**Your assignment**: Exact copy, no pictures: output all the records that follow.
Source data START
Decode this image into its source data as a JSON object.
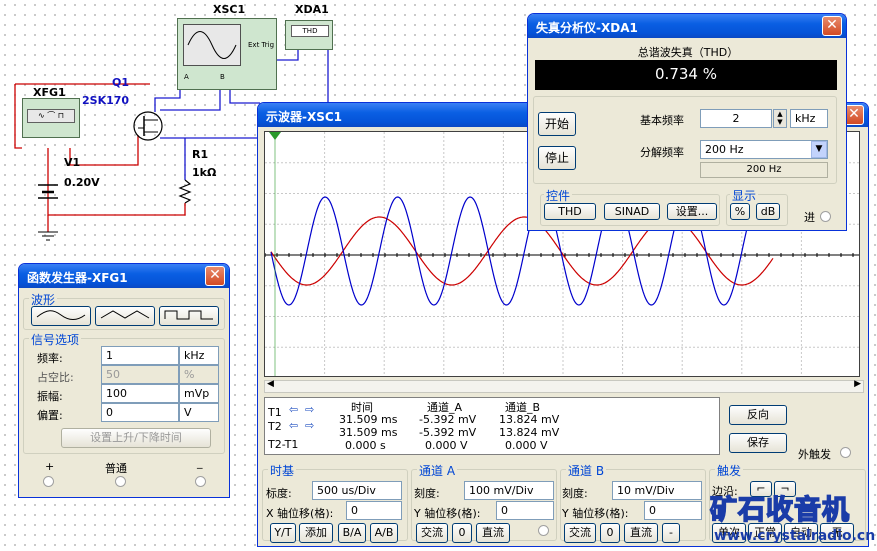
{
  "circuit": {
    "xsc1": "XSC1",
    "xda1": "XDA1",
    "xfg1": "XFG1",
    "q1": "Q1",
    "q1_part": "2SK170",
    "v1": "V1",
    "v1_value": "0.20V",
    "r1": "R1",
    "r1_value": "1kΩ",
    "thd_label": "THD",
    "ext_trig": "Ext Trig",
    "pin_a": "A",
    "pin_b": "B"
  },
  "dist": {
    "title": "失真分析仪-XDA1",
    "thd_heading": "总谐波失真（THD）",
    "reading": "0.734 %",
    "start_btn": "开始",
    "stop_btn": "停止",
    "fund_label": "基本频率",
    "fund_value": "2",
    "fund_unit": "kHz",
    "res_label": "分解频率",
    "res_value": "200 Hz",
    "res_note": "200 Hz",
    "controls_title": "控件",
    "thd_btn": "THD",
    "sinad_btn": "SINAD",
    "settings_btn": "设置...",
    "display_title": "显示",
    "pct_btn": "%",
    "db_btn": "dB",
    "input_label": "进"
  },
  "func": {
    "title": "函数发生器-XFG1",
    "waveform_title": "波形",
    "options_title": "信号选项",
    "rows": [
      {
        "label": "频率:",
        "value": "1",
        "unit": "kHz"
      },
      {
        "label": "占空比:",
        "value": "50",
        "unit": "%"
      },
      {
        "label": "振幅:",
        "value": "100",
        "unit": "mVp"
      },
      {
        "label": "偏置:",
        "value": "0",
        "unit": "V"
      }
    ],
    "rise_btn": "设置上升/下降时间",
    "plus": "+",
    "common": "普通",
    "minus": "_"
  },
  "scope": {
    "title": "示波器-XSC1",
    "readout": {
      "headers": [
        "时间",
        "通道_A",
        "通道_B"
      ],
      "rows": [
        {
          "label": "T1",
          "time": "31.509 ms",
          "a": "-5.392 mV",
          "b": "13.824 mV"
        },
        {
          "label": "T2",
          "time": "31.509 ms",
          "a": "-5.392 mV",
          "b": "13.824 mV"
        },
        {
          "label": "T2-T1",
          "time": "0.000 s",
          "a": "0.000 V",
          "b": "0.000 V"
        }
      ]
    },
    "reverse_btn": "反向",
    "save_btn": "保存",
    "ext_trigger": "外触发",
    "timebase": {
      "title": "时基",
      "scale_label": "标度:",
      "scale": "500 us/Div",
      "xpos_label": "X 轴位移(格):",
      "xpos": "0",
      "buttons": [
        "Y/T",
        "添加",
        "B/A",
        "A/B"
      ]
    },
    "chA": {
      "title": "通道 A",
      "scale_label": "刻度:",
      "scale": "100 mV/Div",
      "ypos_label": "Y 轴位移(格):",
      "ypos": "0",
      "buttons": [
        "交流",
        "0",
        "直流"
      ]
    },
    "chB": {
      "title": "通道 B",
      "scale_label": "刻度:",
      "scale": "10 mV/Div",
      "ypos_label": "Y 轴位移(格):",
      "ypos": "0",
      "buttons": [
        "交流",
        "0",
        "直流",
        "-"
      ]
    },
    "trigger": {
      "title": "触发",
      "edge_label": "边沿:",
      "buttons": [
        "单次",
        "正常",
        "自动",
        "无"
      ]
    }
  },
  "watermark": {
    "text": "矿石收音机",
    "url": "www.crystalradio.cn"
  },
  "colors": {
    "channel_a": "#cc0000",
    "channel_b": "#0000cc",
    "wire": "#1a1ad0",
    "wire_red": "#cc0000"
  }
}
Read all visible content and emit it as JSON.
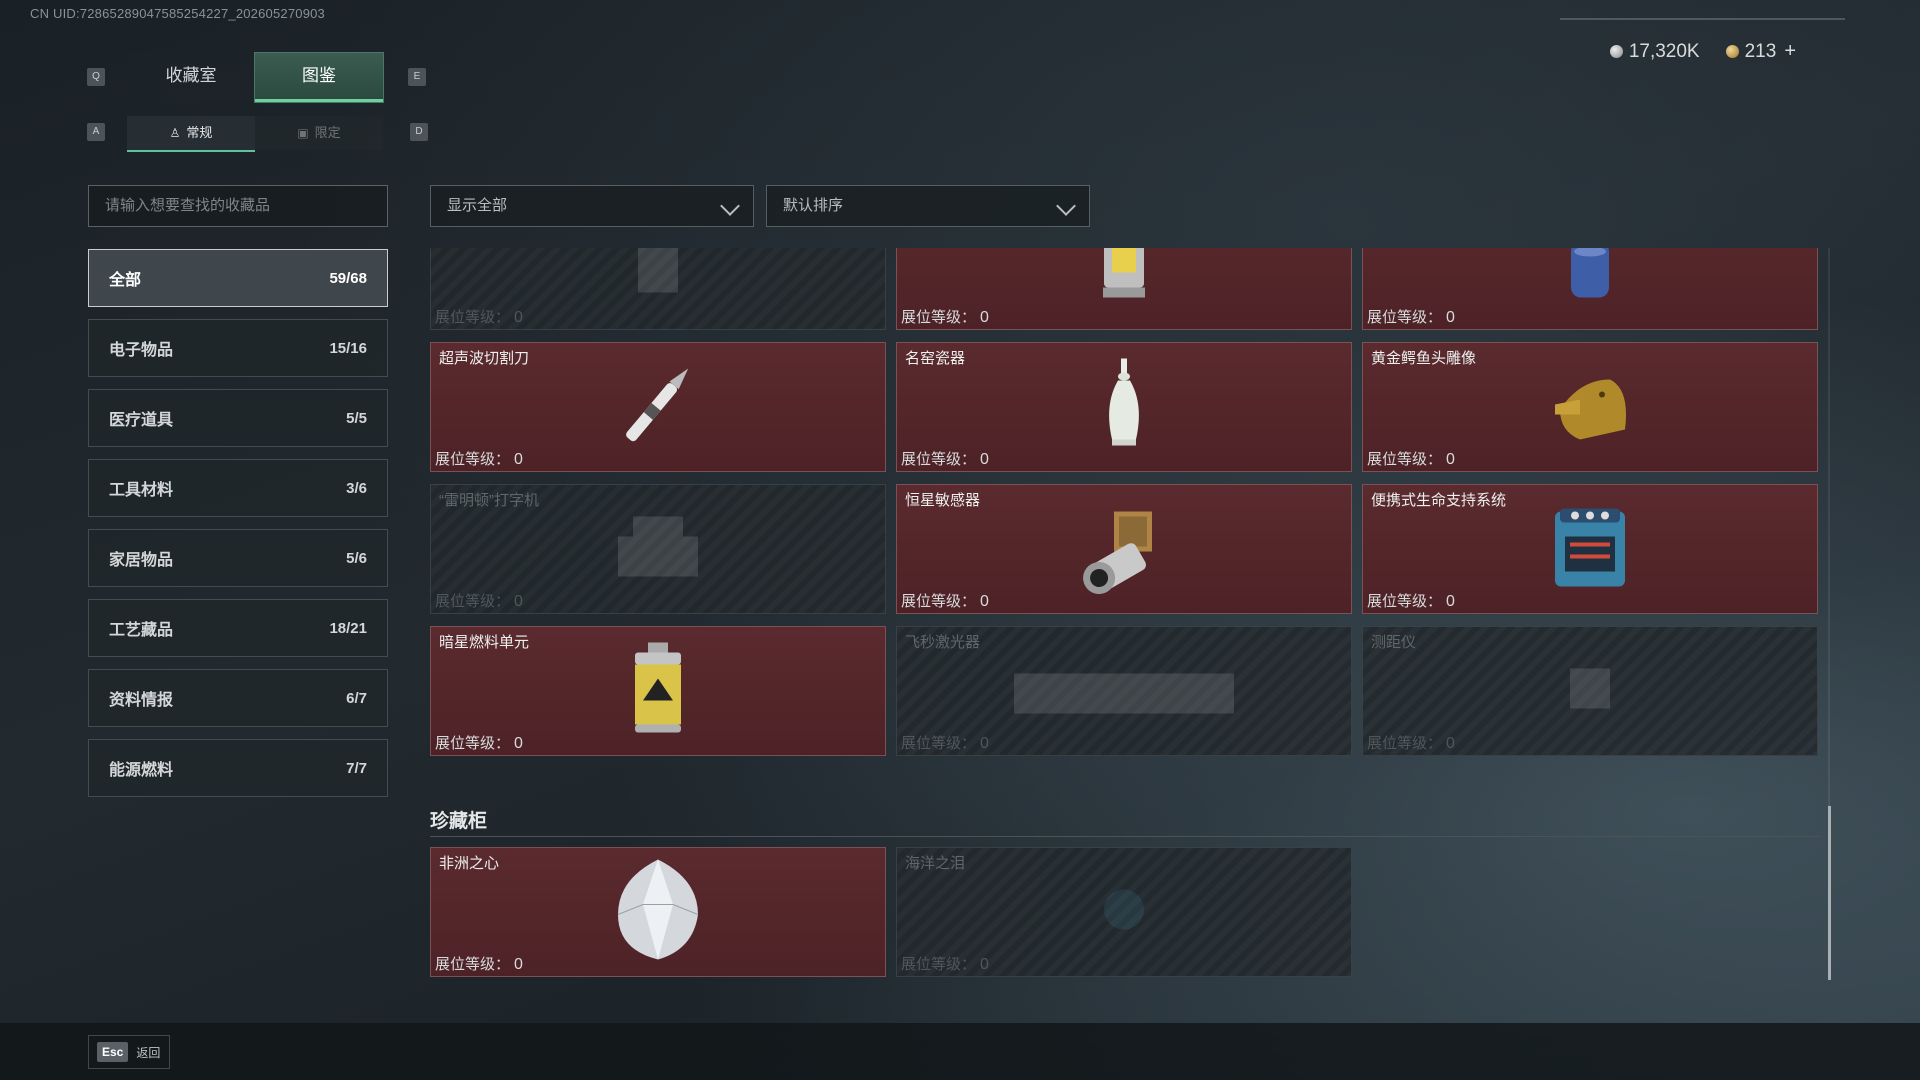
{
  "uid": "CN UID:72865289047585254227_202605270903",
  "currency": {
    "silver": "17,320K",
    "gold": "213",
    "plus": "+"
  },
  "keys": {
    "q": "Q",
    "e": "E",
    "a": "A",
    "d": "D"
  },
  "tabs": [
    {
      "label": "收藏室"
    },
    {
      "label": "图鉴"
    }
  ],
  "subtabs": [
    {
      "label": "常规"
    },
    {
      "label": "限定"
    }
  ],
  "search": {
    "placeholder": "请输入想要查找的收藏品"
  },
  "filter": {
    "value": "显示全部"
  },
  "sort": {
    "value": "默认排序"
  },
  "categories": [
    {
      "label": "全部",
      "count": "59/68"
    },
    {
      "label": "电子物品",
      "count": "15/16"
    },
    {
      "label": "医疗道具",
      "count": "5/5"
    },
    {
      "label": "工具材料",
      "count": "3/6"
    },
    {
      "label": "家居物品",
      "count": "5/6"
    },
    {
      "label": "工艺藏品",
      "count": "18/21"
    },
    {
      "label": "资料情报",
      "count": "6/7"
    },
    {
      "label": "能源燃料",
      "count": "7/7"
    }
  ],
  "level_label": "展位等级：",
  "items": [
    {
      "name": "",
      "level": "0",
      "locked": true,
      "icon": "unknown-item-icon"
    },
    {
      "name": "",
      "level": "0",
      "locked": false,
      "icon": "lantern-icon"
    },
    {
      "name": "",
      "level": "0",
      "locked": false,
      "icon": "gas-canister-icon"
    },
    {
      "name": "超声波切割刀",
      "level": "0",
      "locked": false,
      "icon": "ultrasonic-knife-icon"
    },
    {
      "name": "名窑瓷器",
      "level": "0",
      "locked": false,
      "icon": "porcelain-vase-icon"
    },
    {
      "name": "黄金鳄鱼头雕像",
      "level": "0",
      "locked": false,
      "icon": "gold-crocodile-icon"
    },
    {
      "name": "“雷明顿”打字机",
      "level": "0",
      "locked": true,
      "icon": "typewriter-icon"
    },
    {
      "name": "恒星敏感器",
      "level": "0",
      "locked": false,
      "icon": "star-sensor-icon"
    },
    {
      "name": "便携式生命支持系统",
      "level": "0",
      "locked": false,
      "icon": "life-support-icon"
    },
    {
      "name": "暗星燃料单元",
      "level": "0",
      "locked": false,
      "icon": "fuel-cell-icon"
    },
    {
      "name": "飞秒激光器",
      "level": "0",
      "locked": true,
      "icon": "laser-icon"
    },
    {
      "name": "测距仪",
      "level": "0",
      "locked": true,
      "icon": "rangefinder-icon"
    }
  ],
  "treasure_section": {
    "title": "珍藏柜"
  },
  "treasures": [
    {
      "name": "非洲之心",
      "level": "0",
      "locked": false,
      "icon": "diamond-icon"
    },
    {
      "name": "海洋之泪",
      "level": "0",
      "locked": true,
      "icon": "ocean-tear-icon"
    }
  ],
  "footer": {
    "esc_key": "Esc",
    "back_label": "返回"
  }
}
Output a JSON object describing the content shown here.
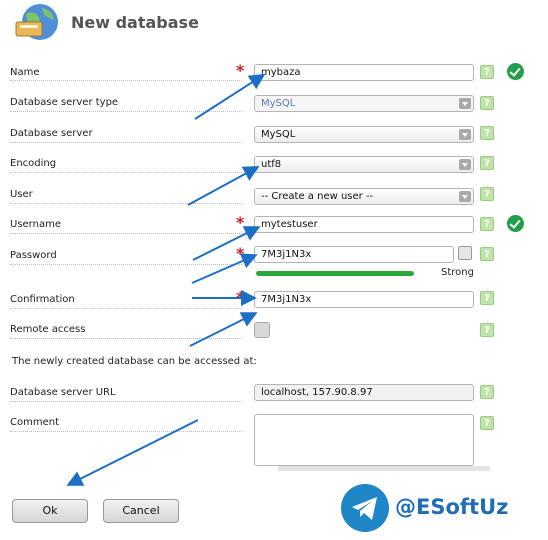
{
  "dialog": {
    "title": "New database"
  },
  "fields": {
    "name": {
      "label": "Name",
      "value": "mybaza"
    },
    "server_type": {
      "label": "Database server type",
      "value": "MySQL"
    },
    "server": {
      "label": "Database server",
      "value": "MySQL"
    },
    "encoding": {
      "label": "Encoding",
      "value": "utf8"
    },
    "user": {
      "label": "User",
      "value": "-- Create a new user --"
    },
    "username": {
      "label": "Username",
      "value": "mytestuser"
    },
    "password": {
      "label": "Password",
      "value": "7M3j1N3x",
      "strength_label": "Strong",
      "strength_fraction": 0.72
    },
    "confirmation": {
      "label": "Confirmation",
      "value": "7M3j1N3x"
    },
    "remote_access": {
      "label": "Remote access"
    },
    "access_info": "The newly created database can be accessed at:",
    "server_url": {
      "label": "Database server URL",
      "value": "localhost, 157.90.8.97"
    },
    "comment": {
      "label": "Comment",
      "value": ""
    }
  },
  "help_glyph": "?",
  "required_glyph": "*",
  "buttons": {
    "ok": "Ok",
    "cancel": "Cancel"
  },
  "watermark": {
    "text": "@ESoftUz"
  },
  "colors": {
    "accent_arrow": "#1c6fc4",
    "check_green": "#22a04b",
    "strength_green": "#2aa83a",
    "required_red": "#cc2222"
  }
}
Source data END
**Solution**:
Decode this image into its source data as a JSON object.
{
  "circuit": {
    "xsc1": "XSC1",
    "xda1": "XDA1",
    "xfg1": "XFG1",
    "q1": "Q1",
    "q1_part": "2SK170",
    "v1": "V1",
    "v1_value": "0.20V",
    "r1": "R1",
    "r1_value": "1kΩ",
    "thd_label": "THD",
    "ext_trig": "Ext Trig",
    "pin_a": "A",
    "pin_b": "B"
  },
  "dist": {
    "title": "失真分析仪-XDA1",
    "thd_heading": "总谐波失真（THD）",
    "reading": "0.734 %",
    "start_btn": "开始",
    "stop_btn": "停止",
    "fund_label": "基本频率",
    "fund_value": "2",
    "fund_unit": "kHz",
    "res_label": "分解频率",
    "res_value": "200 Hz",
    "res_note": "200 Hz",
    "controls_title": "控件",
    "thd_btn": "THD",
    "sinad_btn": "SINAD",
    "settings_btn": "设置...",
    "display_title": "显示",
    "pct_btn": "%",
    "db_btn": "dB",
    "input_label": "进"
  },
  "func": {
    "title": "函数发生器-XFG1",
    "waveform_title": "波形",
    "options_title": "信号选项",
    "rows": [
      {
        "label": "频率:",
        "value": "1",
        "unit": "kHz"
      },
      {
        "label": "占空比:",
        "value": "50",
        "unit": "%"
      },
      {
        "label": "振幅:",
        "value": "100",
        "unit": "mVp"
      },
      {
        "label": "偏置:",
        "value": "0",
        "unit": "V"
      }
    ],
    "rise_btn": "设置上升/下降时间",
    "plus": "+",
    "common": "普通",
    "minus": "_"
  },
  "scope": {
    "title": "示波器-XSC1",
    "readout": {
      "headers": [
        "时间",
        "通道_A",
        "通道_B"
      ],
      "rows": [
        {
          "label": "T1",
          "time": "31.509 ms",
          "a": "-5.392 mV",
          "b": "13.824 mV"
        },
        {
          "label": "T2",
          "time": "31.509 ms",
          "a": "-5.392 mV",
          "b": "13.824 mV"
        },
        {
          "label": "T2-T1",
          "time": "0.000 s",
          "a": "0.000 V",
          "b": "0.000 V"
        }
      ]
    },
    "reverse_btn": "反向",
    "save_btn": "保存",
    "ext_trigger": "外触发",
    "timebase": {
      "title": "时基",
      "scale_label": "标度:",
      "scale": "500 us/Div",
      "xpos_label": "X 轴位移(格):",
      "xpos": "0",
      "buttons": [
        "Y/T",
        "添加",
        "B/A",
        "A/B"
      ]
    },
    "chA": {
      "title": "通道 A",
      "scale_label": "刻度:",
      "scale": "100 mV/Div",
      "ypos_label": "Y 轴位移(格):",
      "ypos": "0",
      "buttons": [
        "交流",
        "0",
        "直流"
      ]
    },
    "chB": {
      "title": "通道 B",
      "scale_label": "刻度:",
      "scale": "10 mV/Div",
      "ypos_label": "Y 轴位移(格):",
      "ypos": "0",
      "buttons": [
        "交流",
        "0",
        "直流",
        "-"
      ]
    },
    "trigger": {
      "title": "触发",
      "edge_label": "边沿:",
      "buttons": [
        "单次",
        "正常",
        "自动",
        "无"
      ]
    }
  },
  "watermark": {
    "text": "矿石收音机",
    "url": "www.crystalradio.cn"
  },
  "colors": {
    "channel_a": "#cc0000",
    "channel_b": "#0000cc",
    "wire": "#1a1ad0",
    "wire_red": "#cc0000"
  }
}
Read all visible content and emit it as JSON.
{
  "uid": "CN UID:72865289047585254227_202605270903",
  "currency": {
    "silver": "17,320K",
    "gold": "213",
    "plus": "+"
  },
  "keys": {
    "q": "Q",
    "e": "E",
    "a": "A",
    "d": "D"
  },
  "tabs": [
    {
      "label": "收藏室"
    },
    {
      "label": "图鉴"
    }
  ],
  "subtabs": [
    {
      "label": "常规"
    },
    {
      "label": "限定"
    }
  ],
  "search": {
    "placeholder": "请输入想要查找的收藏品"
  },
  "filter": {
    "value": "显示全部"
  },
  "sort": {
    "value": "默认排序"
  },
  "categories": [
    {
      "label": "全部",
      "count": "59/68"
    },
    {
      "label": "电子物品",
      "count": "15/16"
    },
    {
      "label": "医疗道具",
      "count": "5/5"
    },
    {
      "label": "工具材料",
      "count": "3/6"
    },
    {
      "label": "家居物品",
      "count": "5/6"
    },
    {
      "label": "工艺藏品",
      "count": "18/21"
    },
    {
      "label": "资料情报",
      "count": "6/7"
    },
    {
      "label": "能源燃料",
      "count": "7/7"
    }
  ],
  "level_label": "展位等级：",
  "items": [
    {
      "name": "",
      "level": "0",
      "locked": true,
      "icon": "unknown-item-icon"
    },
    {
      "name": "",
      "level": "0",
      "locked": false,
      "icon": "lantern-icon"
    },
    {
      "name": "",
      "level": "0",
      "locked": false,
      "icon": "gas-canister-icon"
    },
    {
      "name": "超声波切割刀",
      "level": "0",
      "locked": false,
      "icon": "ultrasonic-knife-icon"
    },
    {
      "name": "名窑瓷器",
      "level": "0",
      "locked": false,
      "icon": "porcelain-vase-icon"
    },
    {
      "name": "黄金鳄鱼头雕像",
      "level": "0",
      "locked": false,
      "icon": "gold-crocodile-icon"
    },
    {
      "name": "“雷明顿”打字机",
      "level": "0",
      "locked": true,
      "icon": "typewriter-icon"
    },
    {
      "name": "恒星敏感器",
      "level": "0",
      "locked": false,
      "icon": "star-sensor-icon"
    },
    {
      "name": "便携式生命支持系统",
      "level": "0",
      "locked": false,
      "icon": "life-support-icon"
    },
    {
      "name": "暗星燃料单元",
      "level": "0",
      "locked": false,
      "icon": "fuel-cell-icon"
    },
    {
      "name": "飞秒激光器",
      "level": "0",
      "locked": true,
      "icon": "laser-icon"
    },
    {
      "name": "测距仪",
      "level": "0",
      "locked": true,
      "icon": "rangefinder-icon"
    }
  ],
  "treasure_section": {
    "title": "珍藏柜"
  },
  "treasures": [
    {
      "name": "非洲之心",
      "level": "0",
      "locked": false,
      "icon": "diamond-icon"
    },
    {
      "name": "海洋之泪",
      "level": "0",
      "locked": true,
      "icon": "ocean-tear-icon"
    }
  ],
  "footer": {
    "esc_key": "Esc",
    "back_label": "返回"
  }
}
Output a JSON object describing the content shown here.
{
  "dialog": {
    "title": "New database"
  },
  "fields": {
    "name": {
      "label": "Name",
      "value": "mybaza"
    },
    "server_type": {
      "label": "Database server type",
      "value": "MySQL"
    },
    "server": {
      "label": "Database server",
      "value": "MySQL"
    },
    "encoding": {
      "label": "Encoding",
      "value": "utf8"
    },
    "user": {
      "label": "User",
      "value": "-- Create a new user --"
    },
    "username": {
      "label": "Username",
      "value": "mytestuser"
    },
    "password": {
      "label": "Password",
      "value": "7M3j1N3x",
      "strength_label": "Strong",
      "strength_fraction": 0.72
    },
    "confirmation": {
      "label": "Confirmation",
      "value": "7M3j1N3x"
    },
    "remote_access": {
      "label": "Remote access"
    },
    "access_info": "The newly created database can be accessed at:",
    "server_url": {
      "label": "Database server URL",
      "value": "localhost, 157.90.8.97"
    },
    "comment": {
      "label": "Comment",
      "value": ""
    }
  },
  "help_glyph": "?",
  "required_glyph": "*",
  "buttons": {
    "ok": "Ok",
    "cancel": "Cancel"
  },
  "watermark": {
    "text": "@ESoftUz"
  },
  "colors": {
    "accent_arrow": "#1c6fc4",
    "check_green": "#22a04b",
    "strength_green": "#2aa83a",
    "required_red": "#cc2222"
  }
}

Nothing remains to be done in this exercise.